[Assignment]:
Each line below has to be output exactly, from first to last.

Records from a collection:
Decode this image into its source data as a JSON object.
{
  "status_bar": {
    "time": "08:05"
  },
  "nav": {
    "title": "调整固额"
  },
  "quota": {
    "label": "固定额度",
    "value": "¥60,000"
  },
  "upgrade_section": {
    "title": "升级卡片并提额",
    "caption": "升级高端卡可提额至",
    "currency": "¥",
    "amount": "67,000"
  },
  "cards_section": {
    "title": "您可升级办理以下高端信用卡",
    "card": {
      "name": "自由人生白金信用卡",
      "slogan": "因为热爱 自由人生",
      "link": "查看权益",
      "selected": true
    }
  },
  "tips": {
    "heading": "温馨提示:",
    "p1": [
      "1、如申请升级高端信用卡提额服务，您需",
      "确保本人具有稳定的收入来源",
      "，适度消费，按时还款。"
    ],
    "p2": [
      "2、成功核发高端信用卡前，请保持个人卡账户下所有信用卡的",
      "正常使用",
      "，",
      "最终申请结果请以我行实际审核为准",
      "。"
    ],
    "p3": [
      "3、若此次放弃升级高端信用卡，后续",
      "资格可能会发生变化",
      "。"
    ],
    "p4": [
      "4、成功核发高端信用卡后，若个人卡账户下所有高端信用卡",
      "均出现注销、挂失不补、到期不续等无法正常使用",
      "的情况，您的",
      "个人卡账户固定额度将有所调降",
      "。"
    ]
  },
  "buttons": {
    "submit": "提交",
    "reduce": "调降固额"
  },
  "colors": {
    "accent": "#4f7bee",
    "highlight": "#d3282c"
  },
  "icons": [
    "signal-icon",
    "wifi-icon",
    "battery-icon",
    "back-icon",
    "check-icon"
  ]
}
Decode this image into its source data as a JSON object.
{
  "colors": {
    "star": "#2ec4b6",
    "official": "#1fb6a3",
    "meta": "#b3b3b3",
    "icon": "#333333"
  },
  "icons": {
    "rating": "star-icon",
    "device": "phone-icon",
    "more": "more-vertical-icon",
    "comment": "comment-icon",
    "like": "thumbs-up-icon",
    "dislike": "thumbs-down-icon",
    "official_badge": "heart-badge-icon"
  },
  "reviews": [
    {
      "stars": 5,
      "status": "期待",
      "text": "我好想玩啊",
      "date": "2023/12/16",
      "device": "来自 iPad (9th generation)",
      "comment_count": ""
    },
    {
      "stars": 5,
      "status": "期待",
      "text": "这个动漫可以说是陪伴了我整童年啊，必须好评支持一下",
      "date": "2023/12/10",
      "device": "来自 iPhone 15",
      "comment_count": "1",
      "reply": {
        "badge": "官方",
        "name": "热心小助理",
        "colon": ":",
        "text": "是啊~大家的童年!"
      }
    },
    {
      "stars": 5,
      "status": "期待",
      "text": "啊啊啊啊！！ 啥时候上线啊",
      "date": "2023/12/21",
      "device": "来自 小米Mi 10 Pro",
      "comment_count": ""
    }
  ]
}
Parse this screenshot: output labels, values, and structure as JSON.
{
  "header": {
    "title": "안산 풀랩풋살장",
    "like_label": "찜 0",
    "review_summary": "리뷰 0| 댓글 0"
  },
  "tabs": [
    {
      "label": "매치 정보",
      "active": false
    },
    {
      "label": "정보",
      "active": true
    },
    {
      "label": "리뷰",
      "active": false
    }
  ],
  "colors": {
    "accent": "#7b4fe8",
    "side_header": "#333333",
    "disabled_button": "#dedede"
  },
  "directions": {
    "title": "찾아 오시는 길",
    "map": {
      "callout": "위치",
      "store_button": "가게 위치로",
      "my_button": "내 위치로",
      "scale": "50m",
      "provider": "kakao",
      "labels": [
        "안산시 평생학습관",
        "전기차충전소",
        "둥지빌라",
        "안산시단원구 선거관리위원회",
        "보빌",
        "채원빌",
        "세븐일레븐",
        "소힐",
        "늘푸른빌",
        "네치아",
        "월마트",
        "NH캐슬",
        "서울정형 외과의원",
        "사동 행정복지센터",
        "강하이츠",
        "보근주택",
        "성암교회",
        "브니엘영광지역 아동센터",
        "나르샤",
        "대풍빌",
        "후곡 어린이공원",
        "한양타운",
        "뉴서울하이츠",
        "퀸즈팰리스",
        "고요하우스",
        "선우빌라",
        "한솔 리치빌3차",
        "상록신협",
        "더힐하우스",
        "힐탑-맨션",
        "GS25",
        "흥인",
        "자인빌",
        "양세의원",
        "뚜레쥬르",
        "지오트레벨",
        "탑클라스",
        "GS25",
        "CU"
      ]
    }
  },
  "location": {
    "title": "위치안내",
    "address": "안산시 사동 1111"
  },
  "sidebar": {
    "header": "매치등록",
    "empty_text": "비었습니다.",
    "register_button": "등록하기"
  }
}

[Expected answer]:
Decode this image into its source data as a JSON object.
{
  "status_bar": {
    "time": "08:05"
  },
  "nav": {
    "title": "调整固额"
  },
  "quota": {
    "label": "固定额度",
    "value": "¥60,000"
  },
  "upgrade_section": {
    "title": "升级卡片并提额",
    "caption": "升级高端卡可提额至",
    "currency": "¥",
    "amount": "67,000"
  },
  "cards_section": {
    "title": "您可升级办理以下高端信用卡",
    "card": {
      "name": "自由人生白金信用卡",
      "slogan": "因为热爱 自由人生",
      "link": "查看权益",
      "selected": true
    }
  },
  "tips": {
    "heading": "温馨提示:",
    "p1": [
      "1、如申请升级高端信用卡提额服务，您需",
      "确保本人具有稳定的收入来源",
      "，适度消费，按时还款。"
    ],
    "p2": [
      "2、成功核发高端信用卡前，请保持个人卡账户下所有信用卡的",
      "正常使用",
      "，",
      "最终申请结果请以我行实际审核为准",
      "。"
    ],
    "p3": [
      "3、若此次放弃升级高端信用卡，后续",
      "资格可能会发生变化",
      "。"
    ],
    "p4": [
      "4、成功核发高端信用卡后，若个人卡账户下所有高端信用卡",
      "均出现注销、挂失不补、到期不续等无法正常使用",
      "的情况，您的",
      "个人卡账户固定额度将有所调降",
      "。"
    ]
  },
  "buttons": {
    "submit": "提交",
    "reduce": "调降固额"
  },
  "colors": {
    "accent": "#4f7bee",
    "highlight": "#d3282c"
  },
  "icons": [
    "signal-icon",
    "wifi-icon",
    "battery-icon",
    "back-icon",
    "check-icon"
  ]
}
Decode this image into its source data as a JSON object.
{
  "colors": {
    "star": "#2ec4b6",
    "official": "#1fb6a3",
    "meta": "#b3b3b3",
    "icon": "#333333"
  },
  "icons": {
    "rating": "star-icon",
    "device": "phone-icon",
    "more": "more-vertical-icon",
    "comment": "comment-icon",
    "like": "thumbs-up-icon",
    "dislike": "thumbs-down-icon",
    "official_badge": "heart-badge-icon"
  },
  "reviews": [
    {
      "stars": 5,
      "status": "期待",
      "text": "我好想玩啊",
      "date": "2023/12/16",
      "device": "来自 iPad (9th generation)",
      "comment_count": ""
    },
    {
      "stars": 5,
      "status": "期待",
      "text": "这个动漫可以说是陪伴了我整童年啊，必须好评支持一下",
      "date": "2023/12/10",
      "device": "来自 iPhone 15",
      "comment_count": "1",
      "reply": {
        "badge": "官方",
        "name": "热心小助理",
        "colon": ":",
        "text": "是啊~大家的童年!"
      }
    },
    {
      "stars": 5,
      "status": "期待",
      "text": "啊啊啊啊！！ 啥时候上线啊",
      "date": "2023/12/21",
      "device": "来自 小米Mi 10 Pro",
      "comment_count": ""
    }
  ]
}
Parse this screenshot: output labels, values, and structure as JSON.
{
  "header": {
    "title": "안산 풀랩풋살장",
    "like_label": "찜 0",
    "review_summary": "리뷰 0| 댓글 0"
  },
  "tabs": [
    {
      "label": "매치 정보",
      "active": false
    },
    {
      "label": "정보",
      "active": true
    },
    {
      "label": "리뷰",
      "active": false
    }
  ],
  "colors": {
    "accent": "#7b4fe8",
    "side_header": "#333333",
    "disabled_button": "#dedede"
  },
  "directions": {
    "title": "찾아 오시는 길",
    "map": {
      "callout": "위치",
      "store_button": "가게 위치로",
      "my_button": "내 위치로",
      "scale": "50m",
      "provider": "kakao",
      "labels": [
        "안산시 평생학습관",
        "전기차충전소",
        "둥지빌라",
        "안산시단원구 선거관리위원회",
        "보빌",
        "채원빌",
        "세븐일레븐",
        "소힐",
        "늘푸른빌",
        "네치아",
        "월마트",
        "NH캐슬",
        "서울정형 외과의원",
        "사동 행정복지센터",
        "강하이츠",
        "보근주택",
        "성암교회",
        "브니엘영광지역 아동센터",
        "나르샤",
        "대풍빌",
        "후곡 어린이공원",
        "한양타운",
        "뉴서울하이츠",
        "퀸즈팰리스",
        "고요하우스",
        "선우빌라",
        "한솔 리치빌3차",
        "상록신협",
        "더힐하우스",
        "힐탑-맨션",
        "GS25",
        "흥인",
        "자인빌",
        "양세의원",
        "뚜레쥬르",
        "지오트레벨",
        "탑클라스",
        "GS25",
        "CU"
      ]
    }
  },
  "location": {
    "title": "위치안내",
    "address": "안산시 사동 1111"
  },
  "sidebar": {
    "header": "매치등록",
    "empty_text": "비었습니다.",
    "register_button": "등록하기"
  }
}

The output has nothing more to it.